You’ve probably seen Facebook users change their profile photos to the Human Rights Campaign’s red equal sign in support of gay marriage. Is Facebook an appropriate forum for the gay marriage debate?
Some people argue Facebook should be an escape from divisive conversation topics. Others say discussing those topics on Facebook adds a purpose to a social media space that’s lacked depth beyond FarmVille.
There's clearly a difference between posting a simple logo and sharing a long political rant. But even when it lacks words, the logo reflects your stance on a divisive topic and is likely to attract at least one follow-up comment.
Is that a bad thing? Not necessarily.
Facebook has evolved into more than a midday distraction. It's become a critical component of our social and professional lives, and preventing an intersection of politics and social media simply isn't feasible. Plus, I kind of like elevating Facebook's purpose beyond sparkly engagement rings.
But if you're going to have your Facebook page reflect your stance on gay marriage -- or any hotly debated social issue -- it's important to remember a few things.
For starters, don't jump on the newest awareness campaign without having an actual position.

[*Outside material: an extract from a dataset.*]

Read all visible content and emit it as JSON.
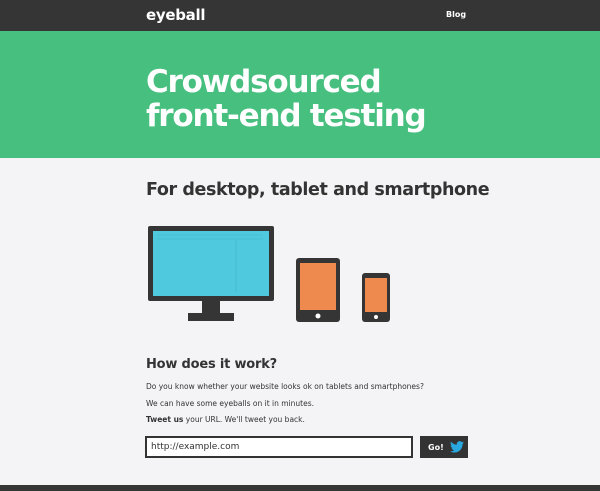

Blindly re-posting the newest "thing" means nothing if you can't explain why you feel passionately about the issue. Campaigns generally thrive when supporters are familiar with the facts surrounding issue at the debate's center.
By jumping on board without knowing WHAT you're supporting and WHY you're supporting it, you're hindering efforts to move the dialogue forward.
Also, if you publicly state your position on a divisive issue, you must acknowledge the positive and negative feedback you'll receive.
You can't put a potentially controversial stance on Facebook and expect all your friends to immediately sing your praises. Publicizing your position on one of these issues should theoretically be about initiating a conversation, not establishing an empire where everyone hits "like" in submission.
Now, it's your turn. Tell me what you think.